For many Americans, Canadians, and others around the world, the idea of obtaining a second passport is an enticing prospect. It offers increased travel freedom, access to new opportunities, and in some cases, a deeper connection to one’s ancestral roots. If you have Polish heritage, you might be eligible for a particularly attractive option: acquiring a Polish passport by descent. This process, known as “jus sanguinis” (right of blood), allows individuals with Polish ancestors to reclaim their heritage and become Polish citizens.

The Allure of Polish Citizenship

Poland’s membership in the European Union (EU) since 2004 has significantly boosted the appeal of Polish citizenship. As an EU member state, Poland offers its citizens the right to live, work, and study in any of the 27 EU countries without needing a visa or work permit. This freedom of movement opens up a world of opportunities, from pursuing education at prestigious European universities to exploring career prospects in vibrant cities like Berlin, Paris, or Barcelona.

Moreover, Polish citizenship provides access to Poland’s high-quality, affordable healthcare system and education. The country boasts several world-renowned universities, many of which offer programs in English at a fraction of the cost compared to U.S. institutions. For retirees or those planning for the future, Poland’s lower cost of living and beautiful, historic cities make it an attractive place to spend one’s golden years.

Eligibility for Polish Citizenship by Descent

The key to obtaining a Polish passport by descent lies in your family tree. You may be eligible if you have at least one ancestor who:

  1. Was a Polish citizen after 1920 (when Poland regained independence)
  2. Never renounced their Polish citizenship
  3. Left Poland before January 1, 1951

It’s important to note that this right extends through multiple generations. Even if your Polish ancestor is your great-grandparent, you might still qualify. However, there are some complexities:

  • If your ancestor left Poland between 1920 and 1939, citizenship typically passes only through the paternal line, unless the child was born out of wedlock.
  • If your ancestor left Poland after World War II (between 1939 and 1951), citizenship can pass through either parent.
  • Special rules apply for those whose ancestors were from territories that were part of Poland before World War II but are now part of Ukraine, Belarus, or Lithuania.

The Application Process

Securing a Polish passport by descent is a multi-step journey that requires patience, diligence, and often, professional assistance:
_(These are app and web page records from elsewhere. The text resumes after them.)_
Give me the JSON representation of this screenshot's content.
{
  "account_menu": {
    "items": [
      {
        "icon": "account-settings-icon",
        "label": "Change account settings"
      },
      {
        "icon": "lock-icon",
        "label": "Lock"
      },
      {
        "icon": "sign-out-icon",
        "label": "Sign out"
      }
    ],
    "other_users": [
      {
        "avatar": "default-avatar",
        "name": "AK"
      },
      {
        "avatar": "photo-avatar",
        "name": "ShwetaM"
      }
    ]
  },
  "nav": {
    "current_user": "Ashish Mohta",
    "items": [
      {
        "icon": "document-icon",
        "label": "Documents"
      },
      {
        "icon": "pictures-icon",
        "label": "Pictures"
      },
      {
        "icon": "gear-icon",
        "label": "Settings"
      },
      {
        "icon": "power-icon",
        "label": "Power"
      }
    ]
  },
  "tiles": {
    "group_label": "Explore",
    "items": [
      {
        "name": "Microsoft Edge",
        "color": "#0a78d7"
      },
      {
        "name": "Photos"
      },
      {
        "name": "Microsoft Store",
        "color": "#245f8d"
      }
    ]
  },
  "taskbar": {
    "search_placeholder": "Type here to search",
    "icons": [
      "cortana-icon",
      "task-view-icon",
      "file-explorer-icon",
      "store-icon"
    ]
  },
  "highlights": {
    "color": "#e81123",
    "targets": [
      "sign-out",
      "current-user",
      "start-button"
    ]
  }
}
  1. Genealogical Research: Start by tracing your Polish ancestry. Gather as much information as possible about your Polish ancestor—birth certificates, marriage records, old passports, or military documents. Websites like and can be helpful, as can professional genealogists specializing in Polish records.
  2. Document Collection: You’ll need to obtain official, apostilled copies of vital records—your birth certificate, your parents’, and so on, back to your Polish ancestor. If any documents are not in Polish, they must be translated by a sworn translator.
  3. Confirmation of Citizenship: Apply to the Polish government for a “Confirmation of Polish Citizenship” (Potwierdzenie Posiadania Obywatelstwa Polskiego). This document affirms that you are indeed a Polish citizen by descent. The application can be submitted to a Polish consulate in your country or directly to the Voivode Office in Poland.
  4. Waiting Period: The process can take anywhere from 6 months to over 2 years. Polish authorities thoroughly review each case to verify the legitimacy of your claim.
  5. PESEL and Passport: Once your citizenship is confirmed, you’ll receive a PESEL number (Poland’s national identification number). With this, you can apply for your Polish passport, either at a consulate or in Poland.

Challenges and Considerations

While the rewards are significant, the path to Polish citizenship by descent is not without hurdles:

  • Document Availability: Some records may have been lost or destroyed, especially those from areas affected by World War II. In such cases, you might need to provide alternative evidence or witness testimonies.
  • Name Changes: If your ancestor’s name was Americanized or changed upon immigration, you’ll need to prove the name change, which can be challenging.
  • Time and Cost: Between application fees, document retrieval, translations, and possibly hiring a lawyer or genealogist, costs can add up. The process also requires considerable time and effort.
  • Language Barrier: While some consulate staff speak English, much of the process is in Polish. A translator or Polish-speaking helper can be invaluable.

Embracing Your Polish Identity

Obtaining a Polish passport by descent is more than a bureaucratic process—it’s a journey into your family’s history. Many who undertake this path find themselves deeply moved as they uncover stories of their ancestors’ lives, struggles, and the decisions that ultimately led to their own existence.

This journey often sparks a desire to connect more deeply with Polish culture. Some learn the language, explore Polish literature and film, or delve into the country’s rich culinary traditions. Many plan trips to Poland, visiting ancestral hometowns and walking the same streets their forebears once did.

In an era where global mobility is increasingly valuable, a Polish passport by descent offers practical benefits and a profound sense of reconnection. It’s an affirmation that despite the distances of geography and time, the ties of heritage endure. For those eligible, it’s an opportunity not just to hold a powerful travel document, but to reclaim a part of themselves.